But, I think that other methods can be more helpful.

So, if we can’t trust expensive keyword research tools like ahrefs and Moz to give us accurate data, who can we trust?

We can trust Google!

We can get a ton of keyword data from Google that is 100% accurate.

And free!

Here’s how…

1. Use this report in Google Search Console.

Here are the steps..

  • Under Performance, click on Search Results
  • Change the date to Last 28 days
  • Select Position above the graph
  • Filter Position to Smaller Than 10
  • Sort by Impressions

You can assume that if you’re on page 1 you get an impression for every search.

So ‘impressions’ is basically search volume.

You now have a list of keywords that are relevant to your site with actual search volumes per month, like this…

Now of course,

I’m going to want to work on making my existing posts as good as they can be.

Because if I can move from position 6 to position 1,

I can probably 10x how many clicks I’m getting on those.

(Obviously, it depends on the keyword.
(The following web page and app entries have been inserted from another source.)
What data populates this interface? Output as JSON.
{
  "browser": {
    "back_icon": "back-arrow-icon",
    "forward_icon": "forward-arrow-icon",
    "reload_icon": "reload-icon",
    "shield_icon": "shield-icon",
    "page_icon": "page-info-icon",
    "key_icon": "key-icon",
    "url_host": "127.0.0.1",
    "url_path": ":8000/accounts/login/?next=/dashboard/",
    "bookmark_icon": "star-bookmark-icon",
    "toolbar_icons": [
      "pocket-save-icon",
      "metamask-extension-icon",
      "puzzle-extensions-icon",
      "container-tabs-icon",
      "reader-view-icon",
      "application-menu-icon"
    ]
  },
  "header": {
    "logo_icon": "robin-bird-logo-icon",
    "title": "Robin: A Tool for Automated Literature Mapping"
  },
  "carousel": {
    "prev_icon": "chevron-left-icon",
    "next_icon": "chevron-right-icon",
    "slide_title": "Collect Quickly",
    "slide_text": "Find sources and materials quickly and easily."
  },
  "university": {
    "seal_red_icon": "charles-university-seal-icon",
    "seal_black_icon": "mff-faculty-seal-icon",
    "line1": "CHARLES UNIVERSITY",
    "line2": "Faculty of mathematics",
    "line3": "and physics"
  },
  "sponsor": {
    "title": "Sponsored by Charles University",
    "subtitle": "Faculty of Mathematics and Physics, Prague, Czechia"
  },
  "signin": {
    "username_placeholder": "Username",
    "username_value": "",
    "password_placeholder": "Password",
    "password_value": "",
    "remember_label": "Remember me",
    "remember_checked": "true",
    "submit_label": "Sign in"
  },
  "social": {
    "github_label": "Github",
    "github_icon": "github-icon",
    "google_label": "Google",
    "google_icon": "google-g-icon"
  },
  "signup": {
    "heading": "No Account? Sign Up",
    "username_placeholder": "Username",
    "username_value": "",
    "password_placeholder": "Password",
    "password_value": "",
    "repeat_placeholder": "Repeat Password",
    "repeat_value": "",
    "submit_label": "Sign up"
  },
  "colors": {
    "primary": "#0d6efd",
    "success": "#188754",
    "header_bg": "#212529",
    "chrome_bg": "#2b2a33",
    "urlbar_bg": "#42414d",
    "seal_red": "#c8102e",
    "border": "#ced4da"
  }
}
If it’s someone’s brand, like ‘Hilton Hotels UK’, then I’m not going to bother. I might be ranking number 6 for that, but I definitely don’t deserve to go any higher so I won’t try.)

When it comes to writing new posts,

I’m also looking for any keywords where my exiting post doesn’t match the search intent.

For example, if I’m ranking for ‘airplane quotes’

But my post is ’68 Best Quotes About Flying’,

Then I’ll write another post that’s just for airplane quotes.


If I see that ‘Best Dog-Friendly Hotels In North London’ has a lot of impressions,

I can use my knowledge of London to know that ‘Best Dog Friendly Hotels in South London’ probably will as well.

So I’ll write that,

No matter what the KW research tools say.

2. Use People Also Ask Data

Another fantastic source of data aside from KW tools

Is the People Also Ask section on Google.

It’s a treasure trove of great keywords.

And the more times a question appears in the PAA section,

The more search volume there will be for it.

Because why would Google put it there if people weren’t actually asking these questions?

I used to get keywords from PAA manually by expanding them all.

Then, I started using the SEO Minion Chrome extension to scrape them.

That was okay, but it takes ages and the data is hard to work with.

But now, I use SearchResponse.io.

It lists all of the PAA questions and tells me how often they appear!

(This isn’t an ad or affiliate link by the way, I just love the tool and I don’t know why more people don’t talk about it)

Ahrefs tells me that nobody is searching for ‘What are the best seats on British Airways?’


It’s coming up in PAA for 439 other searches, so I’m sure that they are!

And SearchResponse also lets me expand the keyword

To find out what related keywords people are searching for.

Like this…

These would make great subheadings for the article!

So check out SearchResponse.io if you haven’t already.

There’s a free version too.

3. Use Data From Your Ad & Affiliate Networks

It’s all very well being able to rank,

But that’s kinda pointless if those posts don’t make you any money.

So, yes,

You can paste your competitor’s site into ahrefs or wherever and see what they rank for

And (very roughly) how many clicks they get.

But you won’t know if those posts make money or not!

Here’s a funny example from my site…

Ahrefs says that one of my posts gets 50k visits per month.


It doesn’t get anywhere near that!

And for the visits that it does get,

The RPM is $8

Compared to $40 on average for other posts.

Since I wrote it,

A ton of people have copied me.

But the joke’s on them because it’s not a good earner at all.

And it’s also super-competitive now all the newspapers have had a bash at ranking for it too.

As you’re the only one with access to data

About how much money each post makes with ads and affiliates,

Use that to your advantage.

Find your top-earning posts

And write similar ones.

If you make a lot of moolah from ‘Best Blue Sunglasses for Men’,

Then make sure that ‘Best Blue Sunglasses for Women’ and ‘Best Red Sunglasses for Men’ are on your list!

Because at the end of the day,

Search volume doesn’t actually matter at all,

How much money you’re making is what you should really focus on.

Until next time!


P.S. Most of the tools I use to help me with my niche sites are free.

I list everything I use on my resources page,

So be sure to check that out.